PROBLEM DETAILS: Determine how many lines in the listing below contain the word "time", then state that number by itself.
+---+
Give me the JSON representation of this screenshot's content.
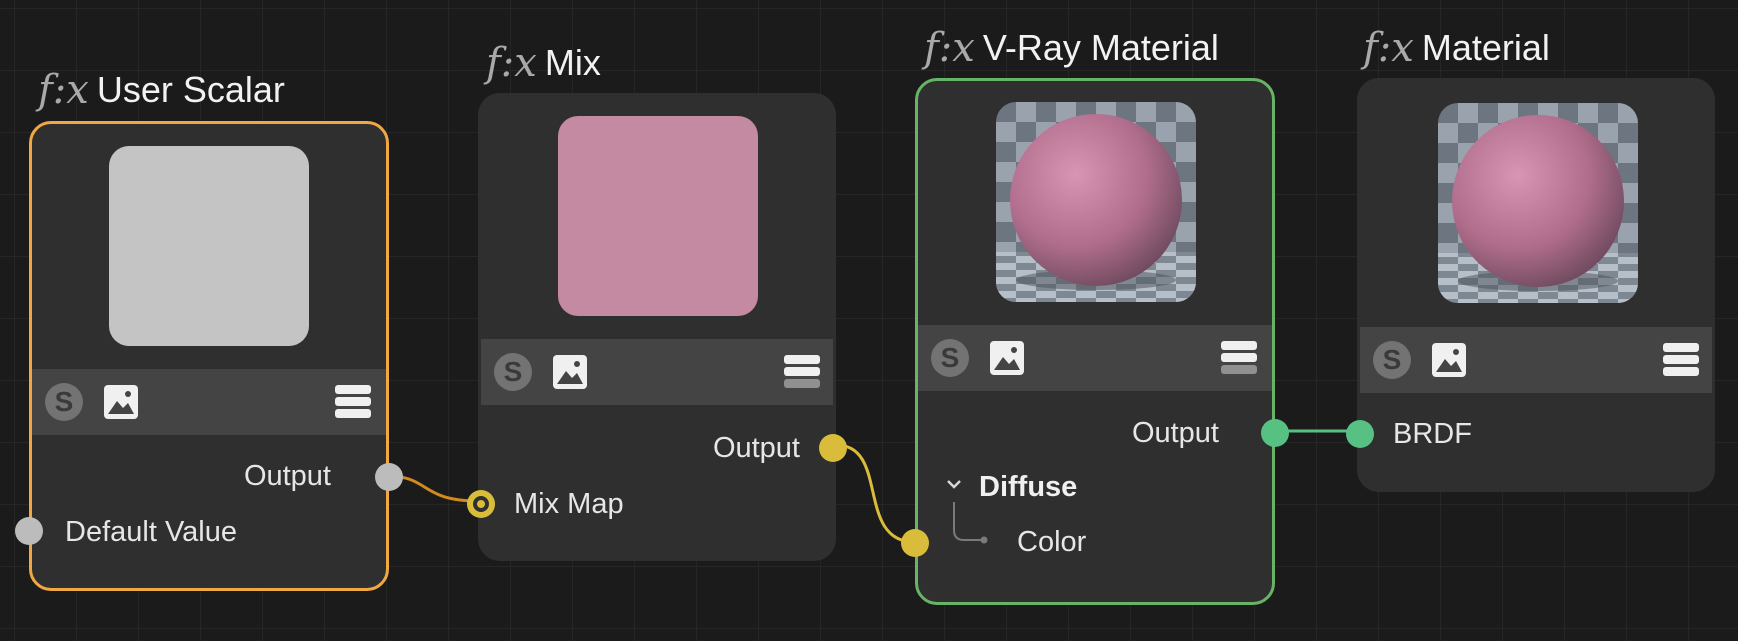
{
  "nodes": {
    "user_scalar": {
      "fx": "f:x",
      "title": "User Scalar",
      "output_label": "Output",
      "input_label": "Default Value"
    },
    "mix": {
      "fx": "f:x",
      "title": "Mix",
      "output_label": "Output",
      "input_label": "Mix Map"
    },
    "vray_material": {
      "fx": "f:x",
      "title": "V-Ray Material",
      "output_label": "Output",
      "group_label": "Diffuse",
      "input_label": "Color"
    },
    "material": {
      "fx": "f:x",
      "title": "Material",
      "input_label": "BRDF"
    }
  },
  "toolbar_icons": [
    "s-icon",
    "image-icon",
    "menu-icon"
  ],
  "colors": {
    "selection_orange": "#f0a842",
    "selection_green": "#66b466",
    "wire_orange": "#d08a1e",
    "wire_yellow": "#d9bd3a",
    "wire_green": "#57c184",
    "port_grey": "#bcbcbc",
    "preview_grey": "#c4c4c4",
    "preview_pink": "#c48aa2"
  }
}
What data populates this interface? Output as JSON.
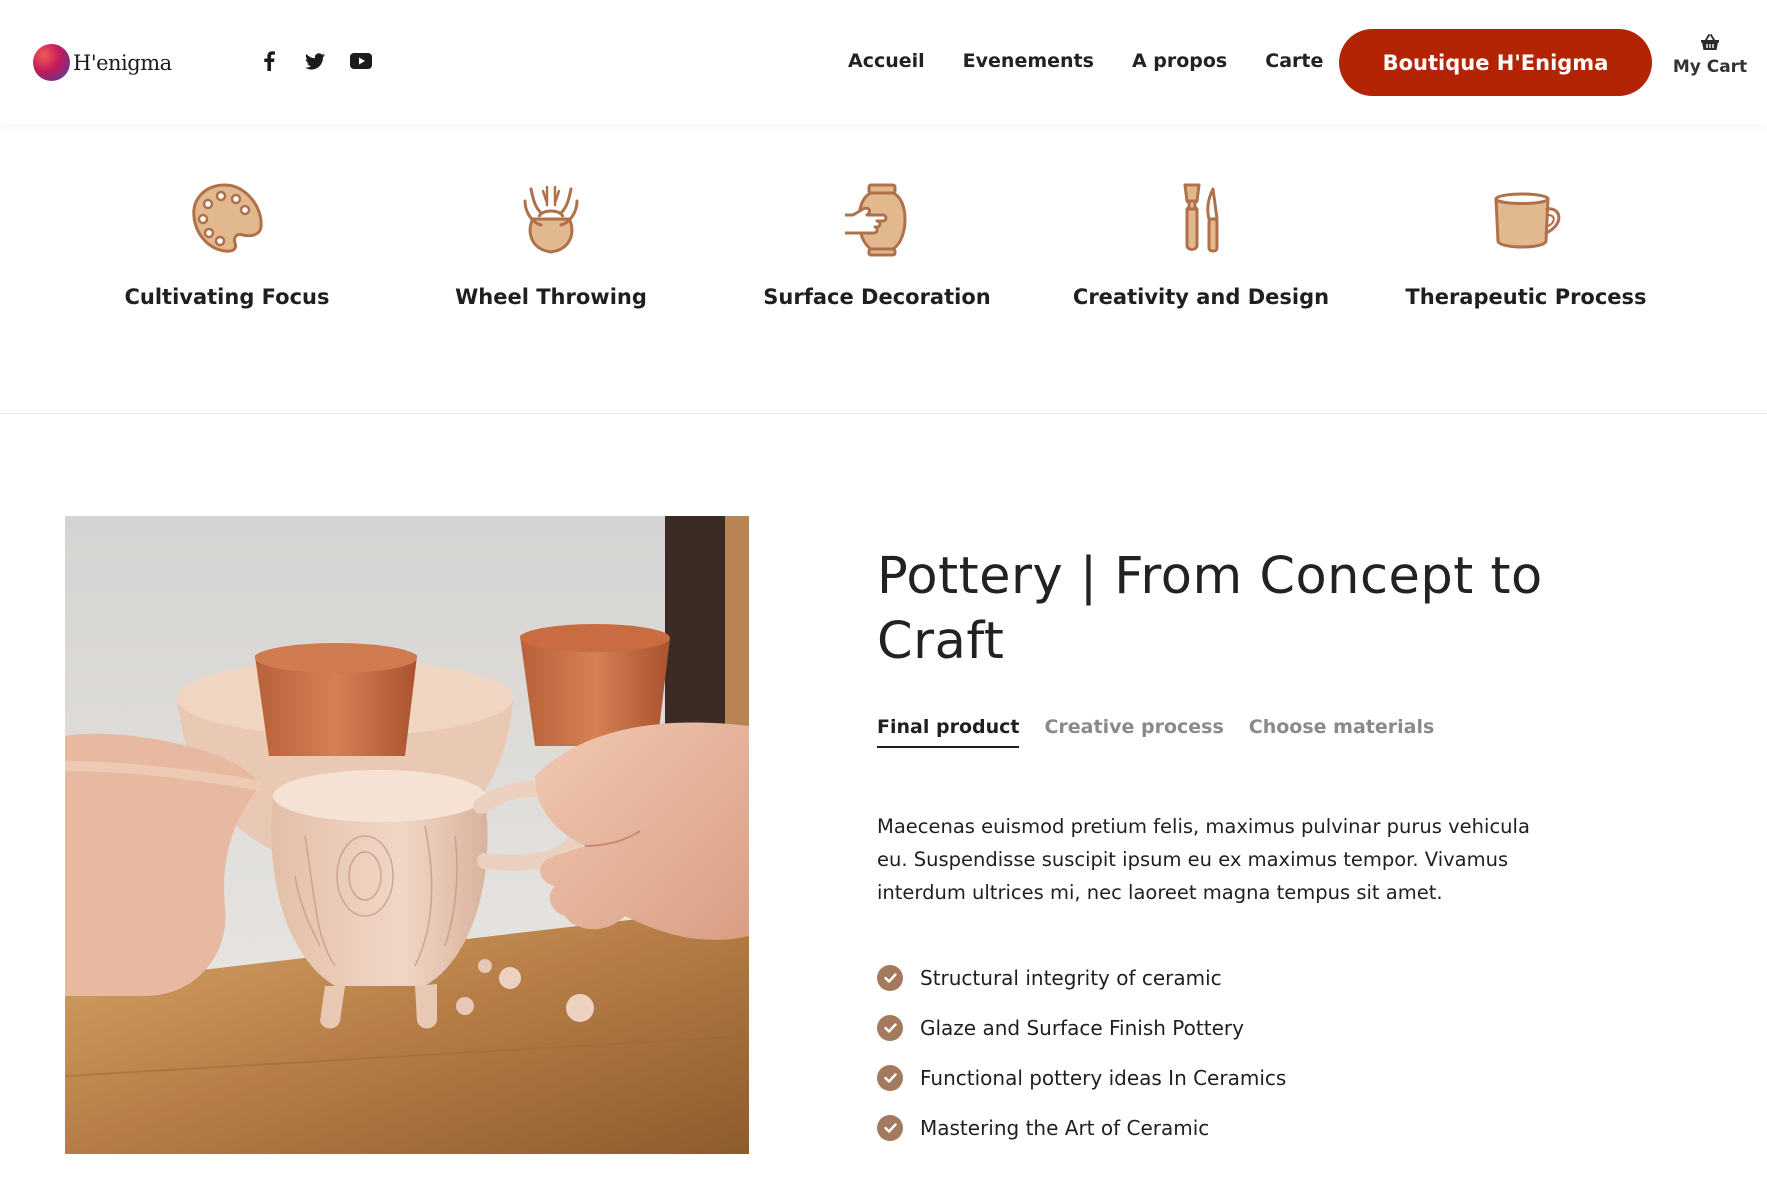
{
  "brand": {
    "name": "H'enigma"
  },
  "social": [
    "facebook-icon",
    "twitter-icon",
    "youtube-icon"
  ],
  "nav": {
    "items": [
      {
        "label": "Accueil"
      },
      {
        "label": "Evenements"
      },
      {
        "label": "A propos"
      },
      {
        "label": "Carte"
      }
    ],
    "shop_button": "Boutique H'Enigma",
    "cart_label": "My Cart"
  },
  "features": [
    {
      "label": "Cultivating Focus",
      "icon": "palette-icon"
    },
    {
      "label": "Wheel Throwing",
      "icon": "pottery-wheel-icon"
    },
    {
      "label": "Surface Decoration",
      "icon": "vase-hand-icon"
    },
    {
      "label": "Creativity and Design",
      "icon": "tools-icon"
    },
    {
      "label": "Therapeutic Process",
      "icon": "cup-icon"
    }
  ],
  "main": {
    "title": "Pottery | From Concept to Craft",
    "tabs": [
      {
        "label": "Final product",
        "active": true
      },
      {
        "label": "Creative process",
        "active": false
      },
      {
        "label": "Choose materials",
        "active": false
      }
    ],
    "description": "Maecenas euismod pretium felis, maximus pulvinar purus vehicula eu. Suspendisse suscipit ipsum eu ex maximus tempor. Vivamus interdum ultrices mi, nec laoreet magna tempus sit amet.",
    "checklist": [
      "Structural integrity of ceramic",
      "Glaze and Surface Finish Pottery",
      "Functional pottery ideas In Ceramics",
      "Mastering the Art of Ceramic"
    ]
  },
  "colors": {
    "accent": "#b32405",
    "icon_stroke": "#b0704a",
    "icon_fill": "#e2b98f",
    "check": "#a47a5e"
  }
}
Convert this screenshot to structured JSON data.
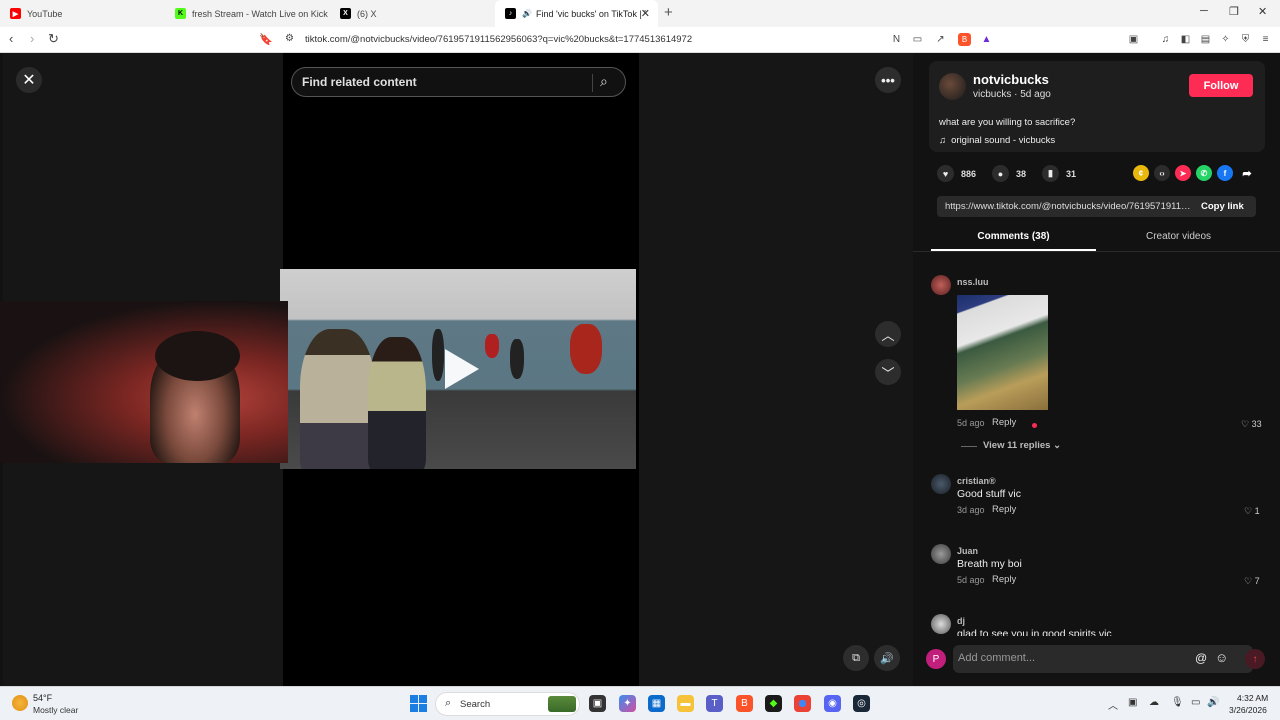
{
  "browser": {
    "tabs": [
      {
        "title": "YouTube",
        "favicon": "youtube-icon",
        "color": "#ff0000"
      },
      {
        "title": "fresh Stream - Watch Live on Kick",
        "favicon": "kick-icon",
        "color": "#53fc18"
      },
      {
        "title": "(6) X",
        "favicon": "x-icon",
        "color": "#000000"
      },
      {
        "title": "Find 'vic bucks' on TikTok | Ti",
        "favicon": "tiktok-icon",
        "color": "#000000"
      }
    ],
    "url": "tiktok.com/@notvicbucks/video/7619571911562956063?q=vic%20bucks&t=1774513614972"
  },
  "video": {
    "search_placeholder": "Find related content"
  },
  "author": {
    "display_name": "notvicbucks",
    "subline": "vicbucks · 5d ago",
    "follow_label": "Follow",
    "caption": "what are you willing to sacrifice?",
    "sound": "original sound - vicbucks"
  },
  "stats": {
    "likes": "886",
    "comments": "38",
    "saves": "31"
  },
  "share": {
    "link": "https://www.tiktok.com/@notvicbucks/video/7619571911562956063",
    "copy_label": "Copy link"
  },
  "tabs": {
    "comments": "Comments (38)",
    "creator": "Creator videos"
  },
  "comments": [
    {
      "user": "nss.luu",
      "time": "5d ago",
      "reply": "Reply",
      "likes": "33"
    },
    {
      "user": "cristian®",
      "text": "Good stuff vic",
      "time": "3d ago",
      "reply": "Reply",
      "likes": "1"
    },
    {
      "user": "Juan",
      "text": "Breath my boi",
      "time": "5d ago",
      "reply": "Reply",
      "likes": "7"
    },
    {
      "user": "dj",
      "text": "glad to see you in good spirits vic"
    }
  ],
  "view_replies": "View 11 replies",
  "comment_box": {
    "avatar_letter": "P",
    "placeholder": "Add comment..."
  },
  "taskbar": {
    "temp": "54°F",
    "weather": "Mostly clear",
    "search": "Search",
    "time": "4:32 AM",
    "date": "3/26/2026"
  },
  "colors": {
    "accent": "#fe2c55",
    "background": "#121212"
  }
}
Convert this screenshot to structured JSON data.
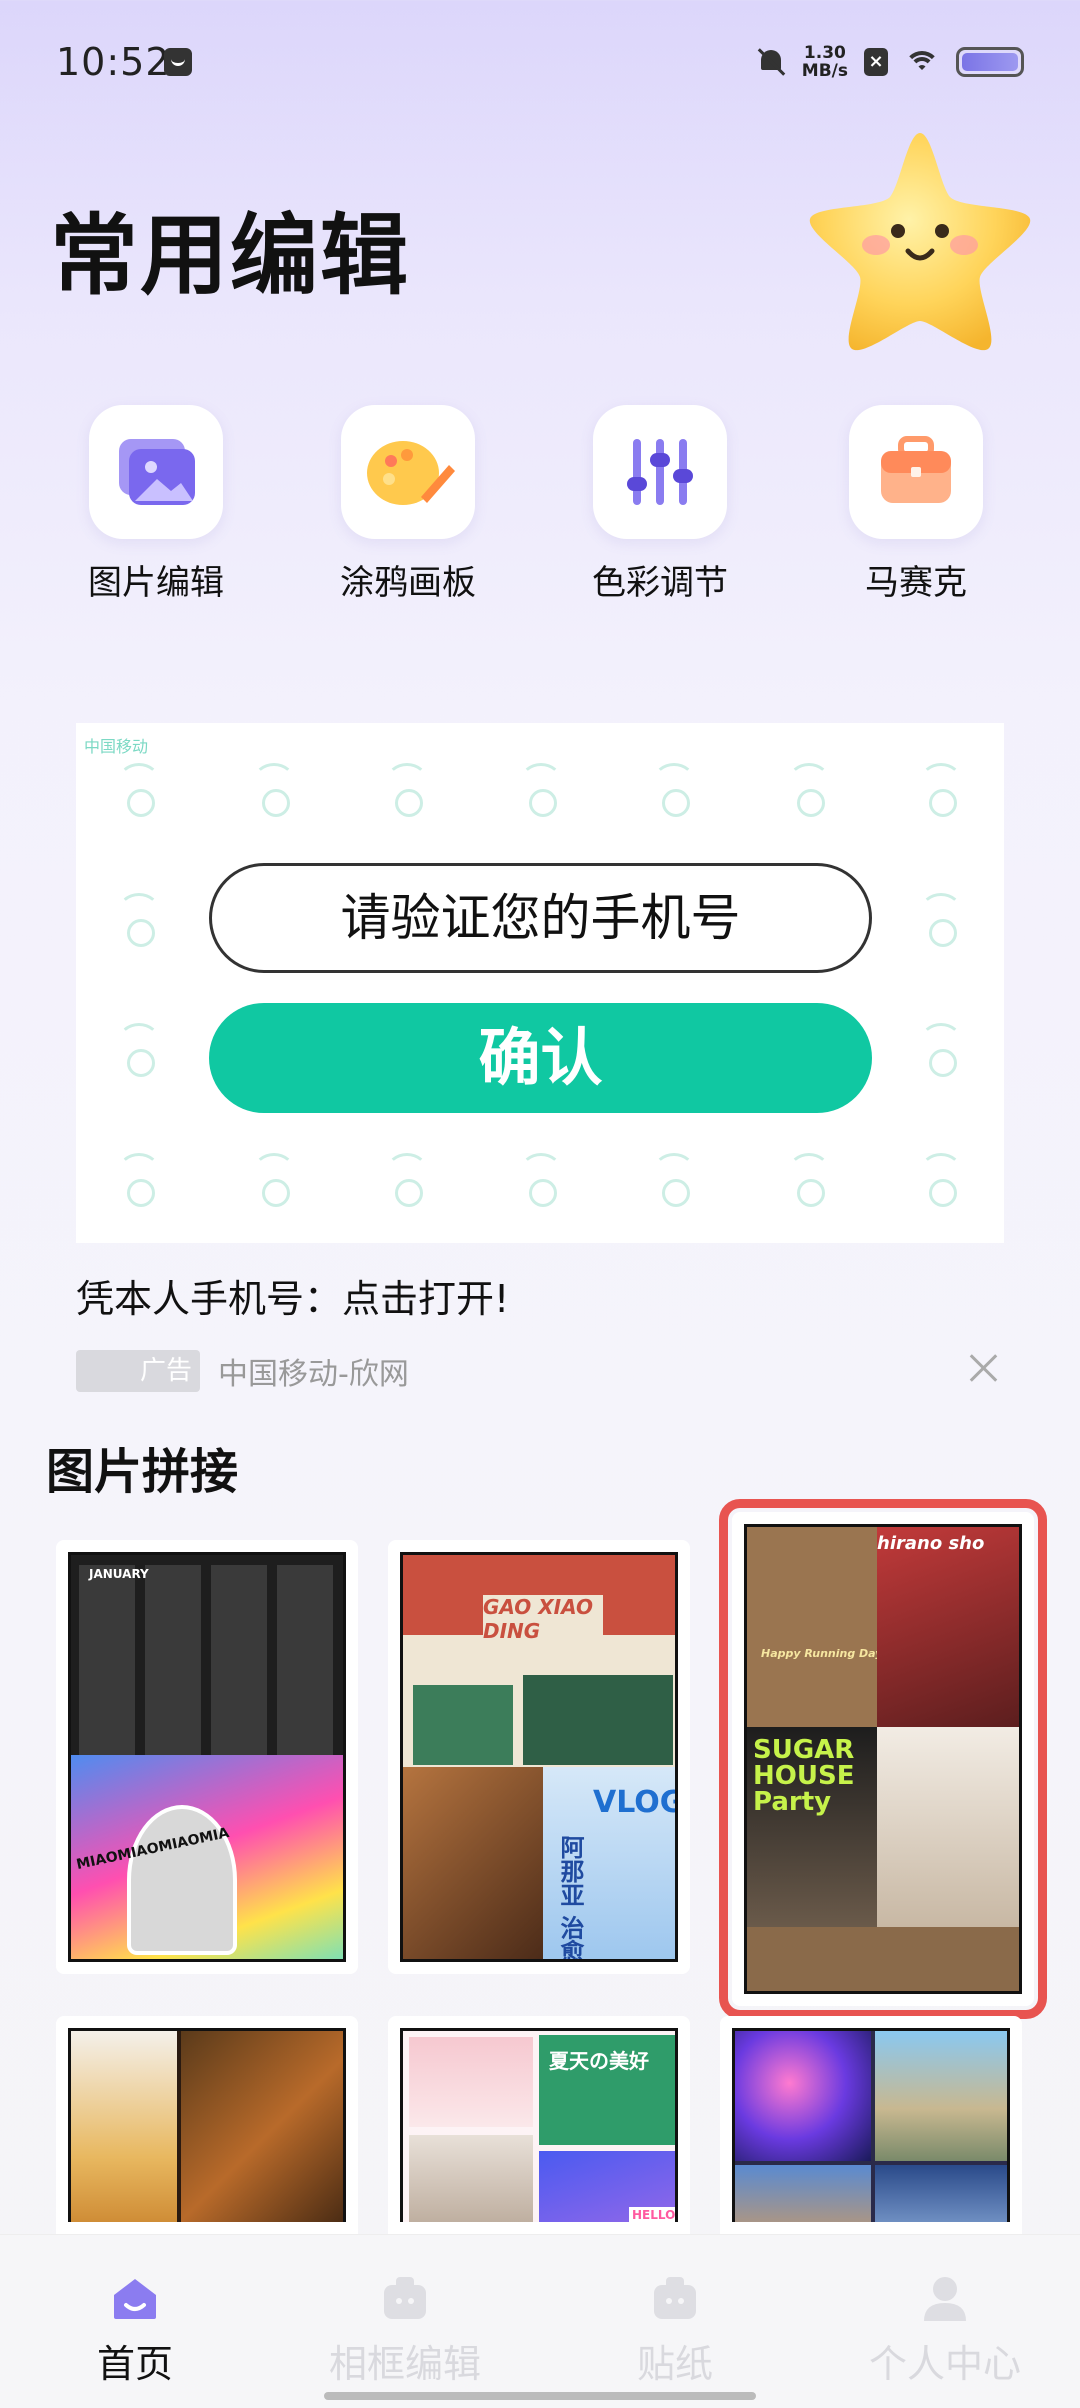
{
  "status_bar": {
    "time": "10:52",
    "speed_value": "1.30",
    "speed_unit": "MB/s"
  },
  "header": {
    "title": "常用编辑"
  },
  "tools": [
    {
      "label": "图片编辑",
      "icon": "photo-edit-icon"
    },
    {
      "label": "涂鸦画板",
      "icon": "palette-icon"
    },
    {
      "label": "色彩调节",
      "icon": "sliders-icon"
    },
    {
      "label": "马赛克",
      "icon": "mosaic-bag-icon"
    }
  ],
  "ad": {
    "logo_text": "中国移动",
    "phone_prompt": "请验证您的手机号",
    "confirm_label": "确认",
    "caption": "凭本人手机号：点击打开!",
    "badge": "广告",
    "source": "中国移动-欣网"
  },
  "collage": {
    "title": "图片拼接",
    "templates": [
      {
        "text_a": "JANUARY",
        "text_b": "MIAOMIAOMIAOMIA"
      },
      {
        "text_a": "GAO XIAO DING",
        "text_b": "VLOG",
        "text_c": "阿那亚 治愈之旅"
      },
      {
        "text_a": "Happy Running Day",
        "text_b": "SUGAR HOUSE Party",
        "text_c": "hirano sho"
      },
      {
        "text_a": "",
        "text_b": ""
      },
      {
        "text_a": "夏天の美好",
        "text_b": "HELLO"
      },
      {
        "text_a": "",
        "text_b": ""
      }
    ]
  },
  "bottom_nav": [
    {
      "label": "首页",
      "icon": "home-icon",
      "active": true
    },
    {
      "label": "相框编辑",
      "icon": "frame-edit-icon",
      "active": false
    },
    {
      "label": "贴纸",
      "icon": "sticker-icon",
      "active": false
    },
    {
      "label": "个人中心",
      "icon": "profile-icon",
      "active": false
    }
  ],
  "colors": {
    "accent": "#8b7cf0",
    "ad_button": "#10c8a2",
    "selection": "#e85450"
  }
}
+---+
SOLUTION BELOW: 5